The main developer responds to proposed contributions rather fast: many PRs by drive-by contributors are merged within days of submission, sometimes on the same day. Just 1 out of 452 pull requests is sitting unapplied on GitHub.

In the fall of 2022, a new regular contributor joined the project. His activity now rivals that of kbwbe.

Unlike with the original Assembly 2 workbench that had zero releases, the main developer of A2plus regularly tagged releases until November 2022 (a total of 101 tags so far). Releases mostly represent one or two bug fixes.


A2plus has one of the longest dedicated threads in the forum. However, since 2021, the activity of discussions has noticeably decreased: just 16 messages in the main thread in 2021, and 12 messages in 2022. The reason for this is unclear but might indicate that the interest towards the workbench has been decreasing as users move to other options.

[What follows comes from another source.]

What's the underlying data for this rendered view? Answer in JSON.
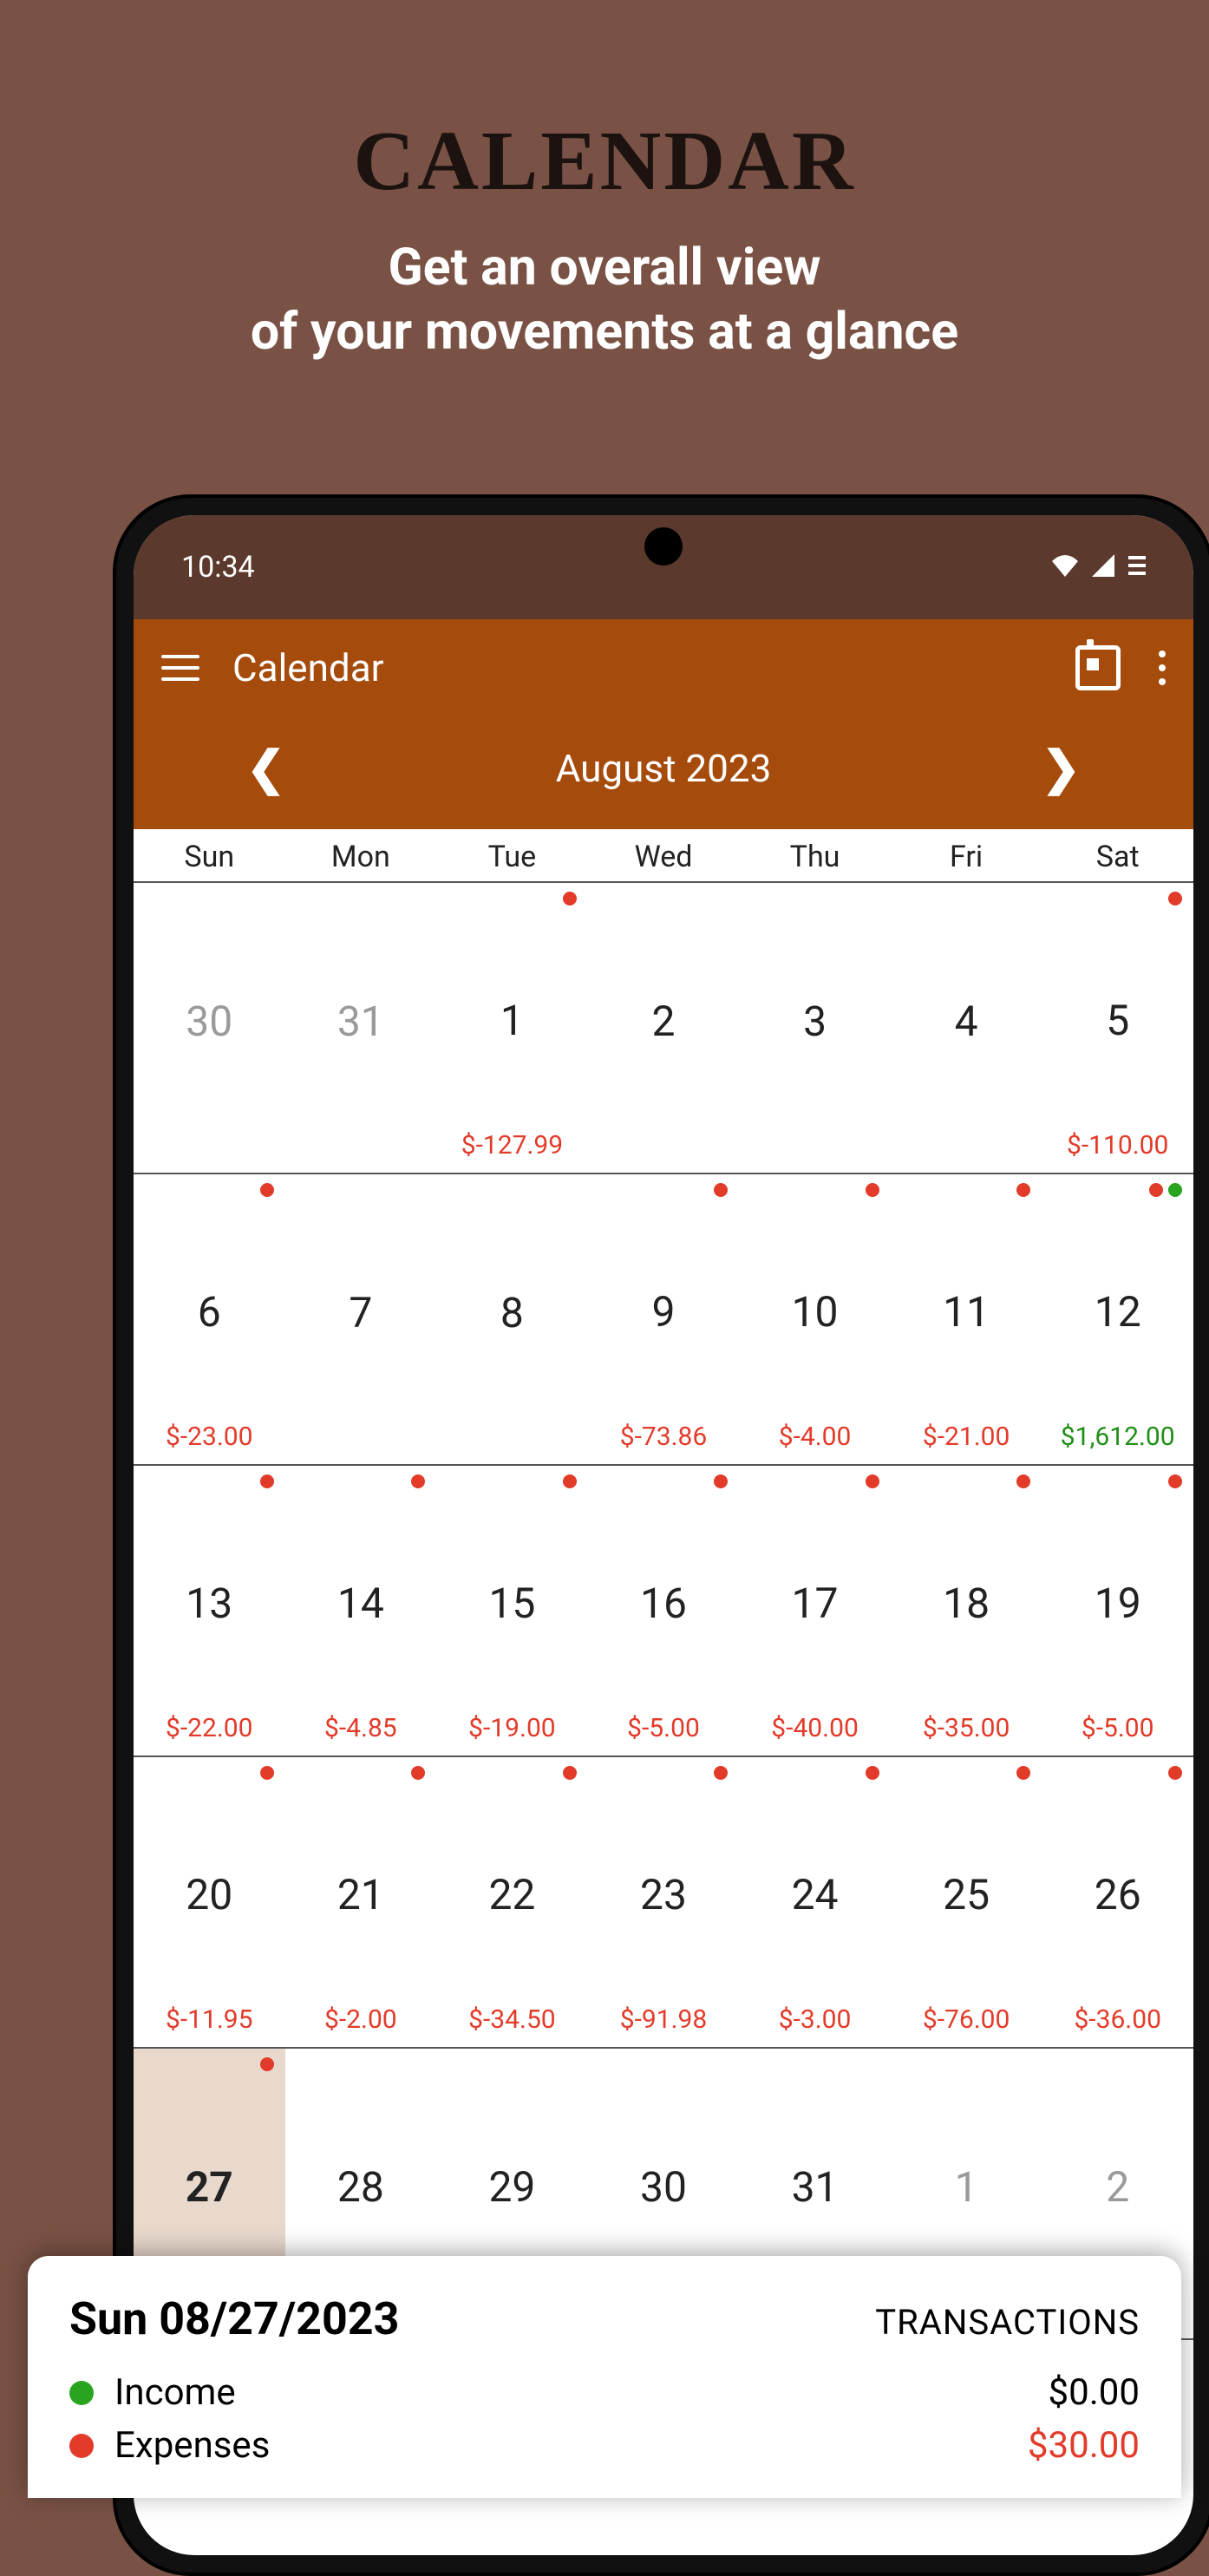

A2plus represents a major improvement over the original Assembly 2 workbench in terms of both workflow, features, and usability. It has more types of constraints, more convenience features, and better supports single-user workflows. It’s also sufficiently stable and has two developers who actively merge patches from other contributors. At the same time, the workbench has some unconventional UX/UI solutions and is reportedly prone to performance issues that are not easily resolved.

Next up

In the next installment, we’ll take a close look at Assembly 3, a workbench that actively uses a solver from another free/libre CAD program, SolveSpace.

I’m Brad Collette, longtime FreeCAD contributor and CTO of Ondsel, a new open core company built on top of FreeCAD. Ondsel helps you share useful aspects of your solid models without giving away your designs. We’re working on improving collaboration and feature accessibility and integrating with your existing tools. You can read more about my vision for FreeCAD and Ondsel here

  1. This issue was raised in community discussion